§ Exercise directions:
Print the listing below again. Change nothing.

§ Supplied data:
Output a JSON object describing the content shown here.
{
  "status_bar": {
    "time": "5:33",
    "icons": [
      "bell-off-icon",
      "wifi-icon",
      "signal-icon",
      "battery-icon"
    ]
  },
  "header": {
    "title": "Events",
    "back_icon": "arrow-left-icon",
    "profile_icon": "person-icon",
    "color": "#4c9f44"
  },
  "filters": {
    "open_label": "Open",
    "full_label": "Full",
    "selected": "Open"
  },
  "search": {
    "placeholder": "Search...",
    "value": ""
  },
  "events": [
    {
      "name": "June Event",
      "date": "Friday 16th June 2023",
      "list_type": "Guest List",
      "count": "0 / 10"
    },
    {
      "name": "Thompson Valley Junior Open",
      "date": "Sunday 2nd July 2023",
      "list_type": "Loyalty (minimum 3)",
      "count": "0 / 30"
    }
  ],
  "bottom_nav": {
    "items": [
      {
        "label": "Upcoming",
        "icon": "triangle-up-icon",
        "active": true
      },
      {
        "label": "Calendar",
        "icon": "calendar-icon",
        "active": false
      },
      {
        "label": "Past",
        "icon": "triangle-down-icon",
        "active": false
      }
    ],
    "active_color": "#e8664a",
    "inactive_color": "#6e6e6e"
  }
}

§ Response area:
Output a JSON object describing the content shown here.
{
  "status_bar": {
    "time": "5:33",
    "icons": [
      "bell-off-icon",
      "wifi-icon",
      "signal-icon",
      "battery-icon"
    ]
  },
  "header": {
    "title": "Events",
    "back_icon": "arrow-left-icon",
    "profile_icon": "person-icon",
    "color": "#4c9f44"
  },
  "filters": {
    "open_label": "Open",
    "full_label": "Full",
    "selected": "Open"
  },
  "search": {
    "placeholder": "Search...",
    "value": ""
  },
  "events": [
    {
      "name": "June Event",
      "date": "Friday 16th June 2023",
      "list_type": "Guest List",
      "count": "0 / 10"
    },
    {
      "name": "Thompson Valley Junior Open",
      "date": "Sunday 2nd July 2023",
      "list_type": "Loyalty (minimum 3)",
      "count": "0 / 30"
    }
  ],
  "bottom_nav": {
    "items": [
      {
        "label": "Upcoming",
        "icon": "triangle-up-icon",
        "active": true
      },
      {
        "label": "Calendar",
        "icon": "calendar-icon",
        "active": false
      },
      {
        "label": "Past",
        "icon": "triangle-down-icon",
        "active": false
      }
    ],
    "active_color": "#e8664a",
    "inactive_color": "#6e6e6e"
  }
}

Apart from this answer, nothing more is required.